The time given in the bonus round depended on how well the team did in the upfront game; 30 seconds were given with an additional five seconds tacked on for every possession that team saved; hence, saving all six possessions resulted in the team having 60 seconds (also known as "full time") to identify all the videos.
Trashed had several ongoing comedy bits that were emphasized, usually involving the trash theme and/or humiliating the contestants -
- The word "Loser" was used excessively in this show. At the end of the game, before the "consolation prizes" and winners' prizes were announced, host Hardwick would usually say something to the effect of "on Trashed, there are no winners or losers!" A sound bite saying "Loser!" was sometimes used when a contestant got a question wrong; the word was also displayed on a screen during the bonus round if one contestant gave an invalid clue. The connotation was furthered with the Beck song Loser, which was popular at the time.
- The questions very often included bathroom or sexual humor; while commonplace for MTV, some of it was very clearly meant to test the boundaries of acceptable material on the network. This pushing of the envelope may go hand-in-hand with the experimenting with crudeness done on other relatively new MTV shows at the time, most notably Beavis and Butt-Head.

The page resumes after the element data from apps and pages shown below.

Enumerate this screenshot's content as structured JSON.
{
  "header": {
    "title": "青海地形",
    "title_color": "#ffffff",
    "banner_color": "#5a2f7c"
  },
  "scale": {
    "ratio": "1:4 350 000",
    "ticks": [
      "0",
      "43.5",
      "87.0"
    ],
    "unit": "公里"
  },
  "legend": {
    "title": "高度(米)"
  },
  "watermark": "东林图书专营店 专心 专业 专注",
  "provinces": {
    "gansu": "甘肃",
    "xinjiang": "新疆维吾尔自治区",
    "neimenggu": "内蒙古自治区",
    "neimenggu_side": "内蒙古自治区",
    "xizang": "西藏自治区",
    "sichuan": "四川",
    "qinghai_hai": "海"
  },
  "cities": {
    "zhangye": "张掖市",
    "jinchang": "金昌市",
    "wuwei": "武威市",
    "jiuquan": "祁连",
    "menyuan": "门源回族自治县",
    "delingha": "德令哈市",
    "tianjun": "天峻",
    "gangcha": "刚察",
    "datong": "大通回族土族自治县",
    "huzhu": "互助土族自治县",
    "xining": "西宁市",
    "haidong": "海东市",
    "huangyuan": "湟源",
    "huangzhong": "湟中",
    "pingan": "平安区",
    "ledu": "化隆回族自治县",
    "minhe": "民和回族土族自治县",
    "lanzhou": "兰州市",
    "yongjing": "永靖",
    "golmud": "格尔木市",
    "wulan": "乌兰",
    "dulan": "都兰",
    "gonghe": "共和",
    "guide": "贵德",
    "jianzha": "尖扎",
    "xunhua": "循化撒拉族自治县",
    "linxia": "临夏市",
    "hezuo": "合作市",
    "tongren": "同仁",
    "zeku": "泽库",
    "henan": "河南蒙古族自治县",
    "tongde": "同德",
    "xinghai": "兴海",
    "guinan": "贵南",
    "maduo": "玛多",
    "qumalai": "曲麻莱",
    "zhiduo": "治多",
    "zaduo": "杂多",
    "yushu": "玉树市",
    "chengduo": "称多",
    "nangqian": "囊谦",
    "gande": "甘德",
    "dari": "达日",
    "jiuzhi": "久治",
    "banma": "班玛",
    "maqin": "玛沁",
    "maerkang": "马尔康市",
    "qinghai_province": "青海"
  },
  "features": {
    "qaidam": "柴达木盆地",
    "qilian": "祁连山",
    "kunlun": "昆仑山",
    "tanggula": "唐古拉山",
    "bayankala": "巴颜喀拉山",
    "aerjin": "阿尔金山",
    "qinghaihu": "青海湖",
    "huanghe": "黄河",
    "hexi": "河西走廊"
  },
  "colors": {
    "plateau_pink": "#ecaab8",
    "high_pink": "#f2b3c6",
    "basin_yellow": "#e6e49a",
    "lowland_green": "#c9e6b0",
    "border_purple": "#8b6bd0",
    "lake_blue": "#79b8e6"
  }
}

- Before the bonus round was played, the "rules" to the bonus round and a disclaimer were read at an incomprehensibly fast speed by the announcer as they scrolled rapidly across the screen.
- If a team won the bonus round, Mark the Trasher would shoot confetti onto the contestants through a modified leafblower from the balcony; later in the series he would begin shooting random objects such as regular pieces of paper through the leafblower, and finally this would occur whether the team won or lost.
The show used different scoring displays for each team—one team was at a yellow podium with an eggcrate display, the other, at a purple podium with a vane display. (The timer, lit up by hostess Wagner pressing a foot pedal above the stage, was also displayed in eggcrate.)